▶ [TASK STATEMENT] Print out every entry that follows, exactly as written.

Component data from apps and pages:
=== Begin Enclosure ===

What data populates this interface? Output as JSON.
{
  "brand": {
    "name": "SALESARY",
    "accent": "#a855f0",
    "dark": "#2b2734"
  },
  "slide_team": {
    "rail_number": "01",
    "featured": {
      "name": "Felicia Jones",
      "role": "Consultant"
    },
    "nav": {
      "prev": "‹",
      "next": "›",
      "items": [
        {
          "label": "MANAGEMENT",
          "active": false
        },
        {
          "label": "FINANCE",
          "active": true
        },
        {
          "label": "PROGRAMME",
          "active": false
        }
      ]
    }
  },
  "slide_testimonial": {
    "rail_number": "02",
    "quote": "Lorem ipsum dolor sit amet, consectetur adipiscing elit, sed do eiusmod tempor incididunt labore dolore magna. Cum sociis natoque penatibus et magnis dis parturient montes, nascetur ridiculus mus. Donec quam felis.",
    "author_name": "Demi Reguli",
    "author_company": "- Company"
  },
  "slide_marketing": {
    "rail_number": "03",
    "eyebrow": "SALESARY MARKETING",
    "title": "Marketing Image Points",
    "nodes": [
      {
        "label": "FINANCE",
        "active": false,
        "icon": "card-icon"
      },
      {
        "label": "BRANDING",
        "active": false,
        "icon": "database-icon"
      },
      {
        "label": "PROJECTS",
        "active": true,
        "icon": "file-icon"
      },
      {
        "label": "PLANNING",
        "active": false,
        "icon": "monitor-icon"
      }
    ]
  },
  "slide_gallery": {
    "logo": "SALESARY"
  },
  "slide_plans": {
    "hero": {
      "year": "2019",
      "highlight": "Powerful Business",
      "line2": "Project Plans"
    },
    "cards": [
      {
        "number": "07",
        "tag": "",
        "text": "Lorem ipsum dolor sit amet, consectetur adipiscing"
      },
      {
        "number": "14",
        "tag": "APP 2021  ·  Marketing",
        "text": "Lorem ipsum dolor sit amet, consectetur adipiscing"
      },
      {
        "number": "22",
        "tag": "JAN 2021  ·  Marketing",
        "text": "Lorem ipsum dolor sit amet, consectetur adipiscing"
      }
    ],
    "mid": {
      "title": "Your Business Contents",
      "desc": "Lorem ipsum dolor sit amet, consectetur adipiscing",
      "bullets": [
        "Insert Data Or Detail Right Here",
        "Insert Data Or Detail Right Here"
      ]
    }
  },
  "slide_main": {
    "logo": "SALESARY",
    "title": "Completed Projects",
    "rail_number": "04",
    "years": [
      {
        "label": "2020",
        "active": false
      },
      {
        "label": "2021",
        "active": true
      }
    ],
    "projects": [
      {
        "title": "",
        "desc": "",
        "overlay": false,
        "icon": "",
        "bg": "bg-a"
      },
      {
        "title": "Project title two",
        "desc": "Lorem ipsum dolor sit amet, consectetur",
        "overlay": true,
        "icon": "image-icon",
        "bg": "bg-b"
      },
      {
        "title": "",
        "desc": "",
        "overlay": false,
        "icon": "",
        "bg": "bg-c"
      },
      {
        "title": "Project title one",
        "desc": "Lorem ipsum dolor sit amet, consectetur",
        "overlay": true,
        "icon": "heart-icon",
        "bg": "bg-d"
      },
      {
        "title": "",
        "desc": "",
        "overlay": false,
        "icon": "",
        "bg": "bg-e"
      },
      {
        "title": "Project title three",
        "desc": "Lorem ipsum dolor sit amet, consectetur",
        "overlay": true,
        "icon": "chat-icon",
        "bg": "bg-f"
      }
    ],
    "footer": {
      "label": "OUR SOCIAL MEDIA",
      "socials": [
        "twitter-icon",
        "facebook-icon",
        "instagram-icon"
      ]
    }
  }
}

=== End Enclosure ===

▶ [EXERCISE ANSWER]
What data populates this interface? Output as JSON.
{
  "brand": {
    "name": "SALESARY",
    "accent": "#a855f0",
    "dark": "#2b2734"
  },
  "slide_team": {
    "rail_number": "01",
    "featured": {
      "name": "Felicia Jones",
      "role": "Consultant"
    },
    "nav": {
      "prev": "‹",
      "next": "›",
      "items": [
        {
          "label": "MANAGEMENT",
          "active": false
        },
        {
          "label": "FINANCE",
          "active": true
        },
        {
          "label": "PROGRAMME",
          "active": false
        }
      ]
    }
  },
  "slide_testimonial": {
    "rail_number": "02",
    "quote": "Lorem ipsum dolor sit amet, consectetur adipiscing elit, sed do eiusmod tempor incididunt labore dolore magna. Cum sociis natoque penatibus et magnis dis parturient montes, nascetur ridiculus mus. Donec quam felis.",
    "author_name": "Demi Reguli",
    "author_company": "- Company"
  },
  "slide_marketing": {
    "rail_number": "03",
    "eyebrow": "SALESARY MARKETING",
    "title": "Marketing Image Points",
    "nodes": [
      {
        "label": "FINANCE",
        "active": false,
        "icon": "card-icon"
      },
      {
        "label": "BRANDING",
        "active": false,
        "icon": "database-icon"
      },
      {
        "label": "PROJECTS",
        "active": true,
        "icon": "file-icon"
      },
      {
        "label": "PLANNING",
        "active": false,
        "icon": "monitor-icon"
      }
    ]
  },
  "slide_gallery": {
    "logo": "SALESARY"
  },
  "slide_plans": {
    "hero": {
      "year": "2019",
      "highlight": "Powerful Business",
      "line2": "Project Plans"
    },
    "cards": [
      {
        "number": "07",
        "tag": "",
        "text": "Lorem ipsum dolor sit amet, consectetur adipiscing"
      },
      {
        "number": "14",
        "tag": "APP 2021  ·  Marketing",
        "text": "Lorem ipsum dolor sit amet, consectetur adipiscing"
      },
      {
        "number": "22",
        "tag": "JAN 2021  ·  Marketing",
        "text": "Lorem ipsum dolor sit amet, consectetur adipiscing"
      }
    ],
    "mid": {
      "title": "Your Business Contents",
      "desc": "Lorem ipsum dolor sit amet, consectetur adipiscing",
      "bullets": [
        "Insert Data Or Detail Right Here",
        "Insert Data Or Detail Right Here"
      ]
    }
  },
  "slide_main": {
    "logo": "SALESARY",
    "title": "Completed Projects",
    "rail_number": "04",
    "years": [
      {
        "label": "2020",
        "active": false
      },
      {
        "label": "2021",
        "active": true
      }
    ],
    "projects": [
      {
        "title": "",
        "desc": "",
        "overlay": false,
        "icon": "",
        "bg": "bg-a"
      },
      {
        "title": "Project title two",
        "desc": "Lorem ipsum dolor sit amet, consectetur",
        "overlay": true,
        "icon": "image-icon",
        "bg": "bg-b"
      },
      {
        "title": "",
        "desc": "",
        "overlay": false,
        "icon": "",
        "bg": "bg-c"
      },
      {
        "title": "Project title one",
        "desc": "Lorem ipsum dolor sit amet, consectetur",
        "overlay": true,
        "icon": "heart-icon",
        "bg": "bg-d"
      },
      {
        "title": "",
        "desc": "",
        "overlay": false,
        "icon": "",
        "bg": "bg-e"
      },
      {
        "title": "Project title three",
        "desc": "Lorem ipsum dolor sit amet, consectetur",
        "overlay": true,
        "icon": "chat-icon",
        "bg": "bg-f"
      }
    ],
    "footer": {
      "label": "OUR SOCIAL MEDIA",
      "socials": [
        "twitter-icon",
        "facebook-icon",
        "instagram-icon"
      ]
    }
  }
}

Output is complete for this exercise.